In a world where girls are designed to fill a part for men, Frieda and her classmates put their priority on their appearance. For sixteen years all they have ever worked for is being the top ranked girls and fulfilling the wishes of men. In their final year the competition gets stiff, especially after meeting the “inheritants,” the men who have the luxury of picking the girl to bear their sons. Frieda has never felt like she was good enough, and has always compared herself to the other girls around her. Then, Darwin, the number one inheritant seems to take a liking to her. Can she hold her position as the most desired, or will she throw it all away under pressure?

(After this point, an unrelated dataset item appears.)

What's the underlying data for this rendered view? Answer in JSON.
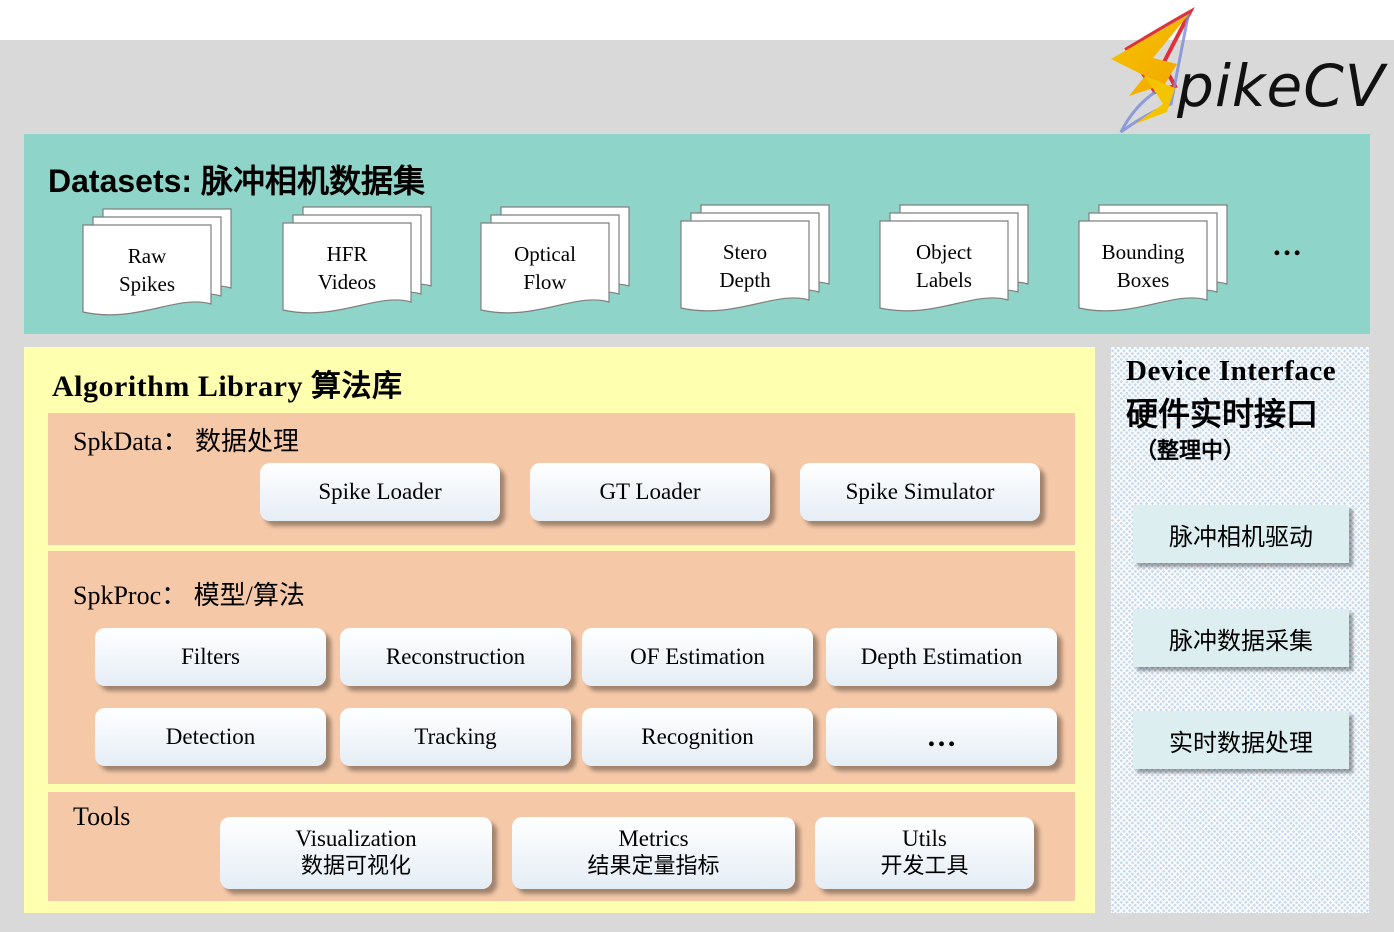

This book is likened to a combination of The Handmaid’s Tale and Mean Girls, and I can totally see that, although it may not be as intellectually stimulating as Atwood’s classic. What makes this book particularly scary, is how close it is to reality. Women and girls in their teens are constantly tearing themselves apart and comparing themselves to the “more beautiful” instead of being confident in their own image. They are putting their entire worth into physical beauty, and in turn neglecting their emotional, mental, and intellectual well-being. I liked that this book was pointing a finger at those issues in our society. I hated every character in this book, but I hated them for exactly the reason I was supposed to, weakness and vanity. I enjoyed the play on current and ridiculously annoying television shows that promote the same principals present in the book, and giggled every time the shows made stupid points. I loved the ending, which I am not going to give away, but it was absolutely not what I expected. To be nit picky, I thought the dialog was super choppy at times, and hard to follow who was saying what, but that is my only real complaint.